Welcome to A2Z Homeschooling!

Homeschooling is more than just education at home. Homeschool parents, children, tutors, and anyone interested in learning online, a structured home classroom or unstructured unschooling will find A2Z Home's Cool an "cool" home school blog.

Not a member yet?

Creating a login will allow you to contribute to the site on a regular basis.
There are many ways to be part of the A2Z Home's Cool Community.
The possibilities are endless!

 Sign Up Today - Click here to register.

Member Login

Lost your password?
A2Z Homeschool - THE A-to-Z of Homeschooling
Animated Time4Learning Ad

Guitar Scale Practice

This entry is part 6 of 6 in the series Guitar Lessons

Basic Acoustic Guitar Lesson #6

Entry level acoustic guitar practices and scales

Time to use those fingers on the acoustic or electric guitar

Beginning scales on the acoustic or electric guitar for dexterity and foundation.

Before going further, it is a good juncture to note that your acoustic or electric guitar should be set properly to give you the best and optimal string height for chording and playing easily without getting fret buzz or without it being too difficult on the fingertips. If the action is too high or too low, you will become frustrated and should have your guitar checked by a professional technician. If you are looking to upgrade or buy a new acoustic guitar, be sure to understand how they work, what they are built from, and be able to judge their overall craftsmanship so that you can find the best entry level acoustic guitar for your personal style, playing preferences and budget. With that said, let’s get on with learning guitar scales!

Just where can I go with good acoustic guitar scale practice?

Many young guitar students look to see their “heroes” do phenomenal scales, lead guitar riffs, and other amazing tricks on the acoustic or electric guitar. For many kids and beginner players, it is a dream to play fancy, lead guitar lines that intensify and magnify the beauty and elegance of a well played guitar, as well as create incredible lead riffs. However, some of the great guitarists of all times started with their first pluck, and perhaps didn’t sound all too dazzling, yet they kept going and continue to improve with practice and performance. You can do this too if you work on mechanics and put forth good, consistent practice efforts without sacrificing quality.

This introduction to guitar scales can be practiced on acoustic or electric, and to get a better, more well-rounded set of skills, it does not hurt to practice on both kinds of guitars. Use this introductory scale practice on the acoustic or electric guitar as a warm up and foundation to build upon daily.


Let’s get to scaling!


First, practice picking 1 string. You can start with any string on the guitar, but just pick 1. As you progress, you can begin to jump around to other strings to get a better feel for your personal guitar. In the diagram / examples, we will denote the first string.

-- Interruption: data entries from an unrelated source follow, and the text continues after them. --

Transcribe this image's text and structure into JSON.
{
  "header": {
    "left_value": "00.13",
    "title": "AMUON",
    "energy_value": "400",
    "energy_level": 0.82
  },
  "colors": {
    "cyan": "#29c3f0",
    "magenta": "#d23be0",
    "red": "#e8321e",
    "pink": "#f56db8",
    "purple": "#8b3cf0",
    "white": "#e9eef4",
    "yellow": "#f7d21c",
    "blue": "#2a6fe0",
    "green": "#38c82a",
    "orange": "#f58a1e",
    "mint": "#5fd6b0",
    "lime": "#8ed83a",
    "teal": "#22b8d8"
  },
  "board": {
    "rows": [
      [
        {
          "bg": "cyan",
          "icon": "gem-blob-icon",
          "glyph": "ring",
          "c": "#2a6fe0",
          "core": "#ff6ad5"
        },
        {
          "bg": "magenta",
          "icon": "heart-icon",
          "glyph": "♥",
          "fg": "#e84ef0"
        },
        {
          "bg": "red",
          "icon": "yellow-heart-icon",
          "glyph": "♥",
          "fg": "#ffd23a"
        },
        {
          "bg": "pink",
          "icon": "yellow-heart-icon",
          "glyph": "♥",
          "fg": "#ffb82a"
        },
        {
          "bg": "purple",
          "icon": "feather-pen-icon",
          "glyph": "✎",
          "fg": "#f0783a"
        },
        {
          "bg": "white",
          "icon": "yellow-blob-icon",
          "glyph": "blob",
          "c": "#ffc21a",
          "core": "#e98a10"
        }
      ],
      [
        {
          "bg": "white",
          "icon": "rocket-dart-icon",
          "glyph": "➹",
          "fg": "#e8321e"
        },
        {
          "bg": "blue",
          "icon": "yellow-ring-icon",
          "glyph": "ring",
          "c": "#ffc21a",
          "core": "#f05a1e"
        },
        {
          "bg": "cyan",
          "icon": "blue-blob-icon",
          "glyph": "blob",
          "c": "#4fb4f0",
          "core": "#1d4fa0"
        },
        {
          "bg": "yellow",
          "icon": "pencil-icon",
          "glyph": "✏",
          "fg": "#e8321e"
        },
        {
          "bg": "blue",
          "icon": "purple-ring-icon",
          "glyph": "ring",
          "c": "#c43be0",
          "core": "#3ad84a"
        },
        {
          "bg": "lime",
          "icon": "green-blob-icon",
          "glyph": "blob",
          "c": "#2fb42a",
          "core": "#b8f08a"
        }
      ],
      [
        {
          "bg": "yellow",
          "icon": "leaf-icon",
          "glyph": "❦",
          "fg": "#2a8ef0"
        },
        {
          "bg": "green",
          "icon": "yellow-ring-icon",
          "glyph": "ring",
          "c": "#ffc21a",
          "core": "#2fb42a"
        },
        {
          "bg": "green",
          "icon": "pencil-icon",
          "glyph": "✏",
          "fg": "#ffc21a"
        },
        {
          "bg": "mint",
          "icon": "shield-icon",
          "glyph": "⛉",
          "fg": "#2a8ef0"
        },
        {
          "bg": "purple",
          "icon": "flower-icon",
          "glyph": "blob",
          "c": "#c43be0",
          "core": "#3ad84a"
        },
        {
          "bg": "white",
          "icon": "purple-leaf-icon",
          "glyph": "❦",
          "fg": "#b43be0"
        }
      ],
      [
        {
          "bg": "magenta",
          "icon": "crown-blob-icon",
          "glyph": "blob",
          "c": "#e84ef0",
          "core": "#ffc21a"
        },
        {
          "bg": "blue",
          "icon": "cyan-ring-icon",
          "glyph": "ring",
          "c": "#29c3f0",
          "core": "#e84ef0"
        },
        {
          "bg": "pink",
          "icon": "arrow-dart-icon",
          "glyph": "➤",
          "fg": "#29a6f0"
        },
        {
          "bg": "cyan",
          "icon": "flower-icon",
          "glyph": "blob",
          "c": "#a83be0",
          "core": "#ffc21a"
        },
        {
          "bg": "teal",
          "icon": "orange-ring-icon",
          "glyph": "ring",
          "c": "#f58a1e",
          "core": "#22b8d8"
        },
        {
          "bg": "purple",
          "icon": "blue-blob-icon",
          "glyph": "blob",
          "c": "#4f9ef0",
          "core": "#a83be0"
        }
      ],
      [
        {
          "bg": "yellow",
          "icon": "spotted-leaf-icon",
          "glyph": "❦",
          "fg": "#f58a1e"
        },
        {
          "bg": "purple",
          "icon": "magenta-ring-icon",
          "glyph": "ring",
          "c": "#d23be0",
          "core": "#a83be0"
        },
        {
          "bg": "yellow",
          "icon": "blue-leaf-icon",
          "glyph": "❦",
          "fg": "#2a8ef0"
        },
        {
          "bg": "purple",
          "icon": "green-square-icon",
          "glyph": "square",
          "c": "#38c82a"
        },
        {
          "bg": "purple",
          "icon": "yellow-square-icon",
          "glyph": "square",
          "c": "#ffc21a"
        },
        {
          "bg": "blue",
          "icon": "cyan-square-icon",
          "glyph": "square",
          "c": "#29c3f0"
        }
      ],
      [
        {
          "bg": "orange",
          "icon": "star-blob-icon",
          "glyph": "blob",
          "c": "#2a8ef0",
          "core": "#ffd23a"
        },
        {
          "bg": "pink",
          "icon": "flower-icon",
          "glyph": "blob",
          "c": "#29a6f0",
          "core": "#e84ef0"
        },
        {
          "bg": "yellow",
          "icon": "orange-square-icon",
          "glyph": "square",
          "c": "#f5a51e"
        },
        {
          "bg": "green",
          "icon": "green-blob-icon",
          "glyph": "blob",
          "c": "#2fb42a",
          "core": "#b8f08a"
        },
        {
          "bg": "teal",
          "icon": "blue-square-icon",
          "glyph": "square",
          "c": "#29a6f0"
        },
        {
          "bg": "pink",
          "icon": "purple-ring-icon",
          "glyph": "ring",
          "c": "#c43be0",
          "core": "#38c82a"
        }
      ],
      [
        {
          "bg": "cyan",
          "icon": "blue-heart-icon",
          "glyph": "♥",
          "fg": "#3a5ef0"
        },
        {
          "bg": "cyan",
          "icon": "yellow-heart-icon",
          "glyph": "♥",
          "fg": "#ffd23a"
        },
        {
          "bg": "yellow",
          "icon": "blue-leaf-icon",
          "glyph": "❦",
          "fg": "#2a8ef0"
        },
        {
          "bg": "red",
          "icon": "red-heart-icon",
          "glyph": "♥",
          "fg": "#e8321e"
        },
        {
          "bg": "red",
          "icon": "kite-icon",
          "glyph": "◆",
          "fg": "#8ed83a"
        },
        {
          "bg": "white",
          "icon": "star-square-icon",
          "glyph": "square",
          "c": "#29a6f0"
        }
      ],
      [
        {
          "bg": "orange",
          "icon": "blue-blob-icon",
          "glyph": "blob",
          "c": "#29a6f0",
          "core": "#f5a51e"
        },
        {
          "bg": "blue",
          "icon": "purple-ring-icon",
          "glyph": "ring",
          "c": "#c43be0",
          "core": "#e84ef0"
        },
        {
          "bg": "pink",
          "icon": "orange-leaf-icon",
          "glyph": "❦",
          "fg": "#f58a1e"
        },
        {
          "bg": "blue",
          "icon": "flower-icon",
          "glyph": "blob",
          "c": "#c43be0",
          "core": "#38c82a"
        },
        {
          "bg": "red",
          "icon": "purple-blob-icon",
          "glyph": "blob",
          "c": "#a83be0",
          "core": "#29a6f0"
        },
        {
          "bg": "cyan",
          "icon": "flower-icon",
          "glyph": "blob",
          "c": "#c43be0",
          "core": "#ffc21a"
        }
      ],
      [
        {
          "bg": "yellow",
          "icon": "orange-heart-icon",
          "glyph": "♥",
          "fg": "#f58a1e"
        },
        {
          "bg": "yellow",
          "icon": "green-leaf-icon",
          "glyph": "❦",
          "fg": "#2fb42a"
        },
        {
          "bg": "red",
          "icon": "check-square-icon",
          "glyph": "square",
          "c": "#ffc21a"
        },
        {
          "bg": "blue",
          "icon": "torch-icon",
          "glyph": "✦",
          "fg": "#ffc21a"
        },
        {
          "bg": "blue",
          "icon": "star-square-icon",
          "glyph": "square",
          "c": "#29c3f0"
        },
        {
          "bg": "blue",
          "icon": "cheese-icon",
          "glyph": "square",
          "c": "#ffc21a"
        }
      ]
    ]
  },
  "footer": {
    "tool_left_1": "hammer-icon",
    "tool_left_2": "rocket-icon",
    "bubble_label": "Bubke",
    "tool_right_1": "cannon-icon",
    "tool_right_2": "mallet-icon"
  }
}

Take your pick, and pick that 1 string up and down without hitting other strings. The focus here is for accuracy and timing. Start out slowly and build accuracy so that with time, you will be able to do this quickly without losing quality of sound. While you pick this 1 string on the guitar, count to 4 evenly and slowly while picking the string downward on counts 1 and 3, and upward on counts 2 and 4 so that your picking hand is going, down, up, down, and up repeatedly.

Once you feel confident, begin to introduce your chording fingers on the string. Following the diagram, place your first finger on string 1, fret 1 (or whatever string you choose), coupled with the first downward pluck. Next, place your second finger of the chording hand on the second fret, same string, while plucking up on that string with the right hand and pick simultaneously. And for the third step. . . you guessed it . . .repeat the downward pluck while placing the third finger on the third fret of the same first string. Finally, pluck upward while placing the 4th finger on the 4th fret of the same string.


You did it!

Congratulations! You just completed 1 cycle of the exercise. Be sure to place adequate pressure with each finger, and that you are only plucking that 1 string to produce accuracy in both the chording hand and the plucking, picking or strumming hand. Repeat this exercise on different strings, and different fret locations while working strictly on accuracy. As those guitar heroes out there are doing incredible scales and lead playing, they all started with their first pluck, but kept at it. You can get better too as long as you work at it and don’t give up.

 Return to Guitar Lesson #5

Aaron Schulman from strumviews.com has worked with the acoustic guitar for over 20 years in instruction, recording, playing, writing and recreation. You can learn more about acoustic guitars, acoustic guitar reviews and check out his honest acoustic guitar buying guide to help you buy with confidence.

Series Navigation<< D Form Barred Chord Guitar

Tags: